Under the openness condition of lawful processing, s 18 deals directly with the responsible party’s duties of notification. This provision sets out a multitude of instances in which the responsible party is required to take reasonably practicable steps to ensure that the data subject is aware of the collection of their personal information. Notably, s 18 is concerned with an early stage of data processing, namely the collection of personal information. Consequently, this provision is designed neither to give notification ex-post a decision, nor can it be used in instances when personal information is automatically processed in a way other than by its collection.

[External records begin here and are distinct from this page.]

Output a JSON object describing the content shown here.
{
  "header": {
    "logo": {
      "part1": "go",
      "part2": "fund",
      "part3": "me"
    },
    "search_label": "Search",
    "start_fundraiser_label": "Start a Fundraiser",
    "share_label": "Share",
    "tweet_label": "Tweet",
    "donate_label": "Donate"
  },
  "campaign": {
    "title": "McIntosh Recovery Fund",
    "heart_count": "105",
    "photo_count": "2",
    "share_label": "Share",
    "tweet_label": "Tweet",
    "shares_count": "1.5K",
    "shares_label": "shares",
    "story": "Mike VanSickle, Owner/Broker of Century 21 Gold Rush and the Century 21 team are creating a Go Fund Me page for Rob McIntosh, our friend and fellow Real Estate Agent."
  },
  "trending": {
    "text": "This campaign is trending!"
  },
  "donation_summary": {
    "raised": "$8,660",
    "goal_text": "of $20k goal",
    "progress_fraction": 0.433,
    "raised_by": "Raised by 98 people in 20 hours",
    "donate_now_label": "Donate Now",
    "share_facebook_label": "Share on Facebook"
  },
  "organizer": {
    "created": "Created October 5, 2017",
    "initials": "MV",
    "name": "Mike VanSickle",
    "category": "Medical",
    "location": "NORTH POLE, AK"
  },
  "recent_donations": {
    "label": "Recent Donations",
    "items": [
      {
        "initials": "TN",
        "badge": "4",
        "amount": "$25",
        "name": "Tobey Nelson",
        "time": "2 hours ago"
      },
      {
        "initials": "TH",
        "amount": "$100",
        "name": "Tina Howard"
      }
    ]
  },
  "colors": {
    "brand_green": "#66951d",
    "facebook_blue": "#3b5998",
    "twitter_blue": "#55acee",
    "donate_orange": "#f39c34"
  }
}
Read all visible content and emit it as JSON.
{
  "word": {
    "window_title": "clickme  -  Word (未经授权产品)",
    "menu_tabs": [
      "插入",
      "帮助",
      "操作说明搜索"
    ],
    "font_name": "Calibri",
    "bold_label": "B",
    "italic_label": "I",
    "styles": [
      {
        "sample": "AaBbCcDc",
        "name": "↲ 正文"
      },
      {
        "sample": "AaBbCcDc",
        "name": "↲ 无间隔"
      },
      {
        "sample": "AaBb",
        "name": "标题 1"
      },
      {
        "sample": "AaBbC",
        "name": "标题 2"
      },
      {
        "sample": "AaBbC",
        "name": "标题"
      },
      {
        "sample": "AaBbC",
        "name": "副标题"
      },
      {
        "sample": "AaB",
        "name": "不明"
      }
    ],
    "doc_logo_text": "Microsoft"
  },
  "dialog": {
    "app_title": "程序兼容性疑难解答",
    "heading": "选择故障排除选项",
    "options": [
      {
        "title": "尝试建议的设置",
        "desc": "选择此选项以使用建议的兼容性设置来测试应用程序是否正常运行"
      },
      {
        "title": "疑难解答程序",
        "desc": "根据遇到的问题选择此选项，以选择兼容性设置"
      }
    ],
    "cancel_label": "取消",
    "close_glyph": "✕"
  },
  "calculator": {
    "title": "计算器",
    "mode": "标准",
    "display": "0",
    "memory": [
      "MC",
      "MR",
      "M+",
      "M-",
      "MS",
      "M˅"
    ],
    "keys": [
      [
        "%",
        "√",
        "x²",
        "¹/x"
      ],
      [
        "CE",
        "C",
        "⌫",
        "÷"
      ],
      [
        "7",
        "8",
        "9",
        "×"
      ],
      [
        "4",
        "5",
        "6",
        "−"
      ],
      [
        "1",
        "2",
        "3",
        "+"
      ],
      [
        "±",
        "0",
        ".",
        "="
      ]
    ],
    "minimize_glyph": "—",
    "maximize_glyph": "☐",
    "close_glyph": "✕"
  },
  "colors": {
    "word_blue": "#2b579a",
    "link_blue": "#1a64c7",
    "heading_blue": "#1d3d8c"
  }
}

Understood correctly, the problem is self-evident: Notification in terms of s 18 is limited to a time where the personal information is collected or as soon as reasonably practicable after its collection. Whereas s 71 is framed further along the timeline; after the personal information has been processed and a decision made. It seems to me that the two provisions cannot be reconciled in a manner that would compel the decision-maker to provide notification regarding ADM. Therefore, in my view, s 18 does not provide a duty of notification in respect of an ADM.      


It appears that to discover a duty of notification for ADM, a broad approach to ‘appropriate measures’ in terms of s 71(2)(b) of the POPIA needs to be adopted. However, even with such an approach, a duty of notification will be limited only to instances where the decision is governed by a code of conduct and/or by a law that provides for such measures. In all other cases of ADM, and particularly where contracts are the source of the automatic processing, there is no obligation on the responsible party to inform the data subject of the ADM. In the era of ubiquitous automation and machine learning, this raises serious threats to people’s fundamental rights. None more so than to the basic rights concerning procedural fairness and the audi alteram partem doctrine.

In the end, responsible parties and decision-makers in South Africa are not required to disclose whether the decisions they have made are an ADM. Without, at the very least, a right of notification in respect of ADM, a data subject cannot rely on s 71 of the POPIA for protection. A legislative amendment may be necessary to release the true potential of s 71. For the time being, it remains all dressed up, but with no way to know.

Gilad Katzav BCom LLB LLM (Wits) is a candidate legal practitioner at Norton Rose Fulbright in Johannesburg.

This article was first published in De Rebus in 2022 (Sept) DR 11.